_Problem to solve_: Please retype the entries that follow exactly as they are, leaving the images behind.

(Recorded information)

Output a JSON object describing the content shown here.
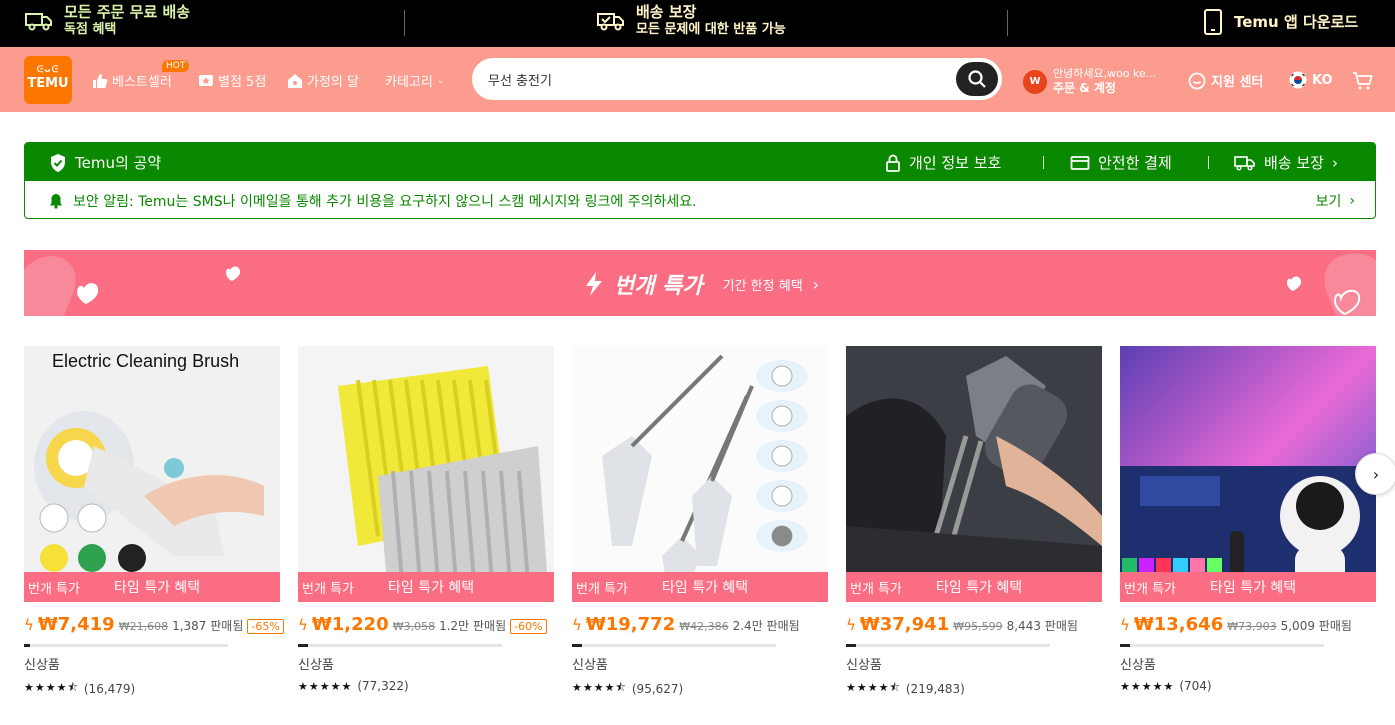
{
  "topbar": {
    "shipping_l1": "모든 주문 무료 배송",
    "shipping_l2": "독점 혜택",
    "guarantee_l1": "배송 보장",
    "guarantee_l2": "모든 문제에 대한 반품 가능",
    "app": "Temu 앱 다운로드"
  },
  "header": {
    "logo_top": "ᕮᴗᕮ",
    "logo_text": "TEMU",
    "nav": {
      "bestseller": "베스트셀러",
      "hot_badge": "HOT",
      "five_star": "별점 5점",
      "home": "가정의 달",
      "category": "카테고리"
    },
    "search": {
      "value": "무선 충전기"
    },
    "user": {
      "avatar_letter": "W",
      "greeting": "안녕하세요,woo ke...",
      "orders": "주문 & 계정"
    },
    "support": "지원 센터",
    "language": "KO"
  },
  "promise": {
    "title": "Temu의 공약",
    "items": [
      "개인 정보 보호",
      "안전한 결제",
      "배송 보장"
    ],
    "alert": "보안 알림: Temu는 SMS나 이메일을 통해 추가 비용을 요구하지 않으니 스캠 메시지와 링크에 주의하세요.",
    "more": "보기"
  },
  "banner": {
    "title": "번개 특가",
    "subtitle": "기간 한정 혜택"
  },
  "deal_labels": {
    "a": "번개 특가",
    "b": "타임 특가 혜택"
  },
  "products": [
    {
      "image_caption": "Electric Cleaning Brush",
      "price": "₩7,419",
      "original": "₩21,608",
      "sold": "1,387 판매됨",
      "discount": "-65%",
      "tag": "신상품",
      "stars": "★★★★⯪",
      "reviews": "(16,479)",
      "progress": 0.03
    },
    {
      "image_caption": "",
      "price": "₩1,220",
      "original": "₩3,058",
      "sold": "1.2만 판매됨",
      "discount": "-60%",
      "tag": "신상품",
      "stars": "★★★★★",
      "reviews": "(77,322)",
      "progress": 0.05
    },
    {
      "image_caption": "",
      "price": "₩19,772",
      "original": "₩42,386",
      "sold": "2.4만 판매됨",
      "discount": "",
      "tag": "신상품",
      "stars": "★★★★⯪",
      "reviews": "(95,627)",
      "progress": 0.05
    },
    {
      "image_caption": "",
      "price": "₩37,941",
      "original": "₩95,599",
      "sold": "8,443 판매됨",
      "discount": "",
      "tag": "신상품",
      "stars": "★★★★⯪",
      "reviews": "(219,483)",
      "progress": 0.05
    },
    {
      "image_caption": "",
      "price": "₩13,646",
      "original": "₩73,903",
      "sold": "5,009 판매됨",
      "discount": "",
      "tag": "신상품",
      "stars": "★★★★★",
      "reviews": "(704)",
      "progress": 0.05
    }
  ],
  "colors": {
    "accent": "#fb7701",
    "header": "#fb9c8f",
    "green": "#0a8800",
    "pink": "#fb6d82"
  }
}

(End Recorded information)

_Task response_:
Output a JSON object describing the content shown here.
{
  "topbar": {
    "shipping_l1": "모든 주문 무료 배송",
    "shipping_l2": "독점 혜택",
    "guarantee_l1": "배송 보장",
    "guarantee_l2": "모든 문제에 대한 반품 가능",
    "app": "Temu 앱 다운로드"
  },
  "header": {
    "logo_top": "ᕮᴗᕮ",
    "logo_text": "TEMU",
    "nav": {
      "bestseller": "베스트셀러",
      "hot_badge": "HOT",
      "five_star": "별점 5점",
      "home": "가정의 달",
      "category": "카테고리"
    },
    "search": {
      "value": "무선 충전기"
    },
    "user": {
      "avatar_letter": "W",
      "greeting": "안녕하세요,woo ke...",
      "orders": "주문 & 계정"
    },
    "support": "지원 센터",
    "language": "KO"
  },
  "promise": {
    "title": "Temu의 공약",
    "items": [
      "개인 정보 보호",
      "안전한 결제",
      "배송 보장"
    ],
    "alert": "보안 알림: Temu는 SMS나 이메일을 통해 추가 비용을 요구하지 않으니 스캠 메시지와 링크에 주의하세요.",
    "more": "보기"
  },
  "banner": {
    "title": "번개 특가",
    "subtitle": "기간 한정 혜택"
  },
  "deal_labels": {
    "a": "번개 특가",
    "b": "타임 특가 혜택"
  },
  "products": [
    {
      "image_caption": "Electric Cleaning Brush",
      "price": "₩7,419",
      "original": "₩21,608",
      "sold": "1,387 판매됨",
      "discount": "-65%",
      "tag": "신상품",
      "stars": "★★★★⯪",
      "reviews": "(16,479)",
      "progress": 0.03
    },
    {
      "image_caption": "",
      "price": "₩1,220",
      "original": "₩3,058",
      "sold": "1.2만 판매됨",
      "discount": "-60%",
      "tag": "신상품",
      "stars": "★★★★★",
      "reviews": "(77,322)",
      "progress": 0.05
    },
    {
      "image_caption": "",
      "price": "₩19,772",
      "original": "₩42,386",
      "sold": "2.4만 판매됨",
      "discount": "",
      "tag": "신상품",
      "stars": "★★★★⯪",
      "reviews": "(95,627)",
      "progress": 0.05
    },
    {
      "image_caption": "",
      "price": "₩37,941",
      "original": "₩95,599",
      "sold": "8,443 판매됨",
      "discount": "",
      "tag": "신상품",
      "stars": "★★★★⯪",
      "reviews": "(219,483)",
      "progress": 0.05
    },
    {
      "image_caption": "",
      "price": "₩13,646",
      "original": "₩73,903",
      "sold": "5,009 판매됨",
      "discount": "",
      "tag": "신상품",
      "stars": "★★★★★",
      "reviews": "(704)",
      "progress": 0.05
    }
  ],
  "colors": {
    "accent": "#fb7701",
    "header": "#fb9c8f",
    "green": "#0a8800",
    "pink": "#fb6d82"
  }
}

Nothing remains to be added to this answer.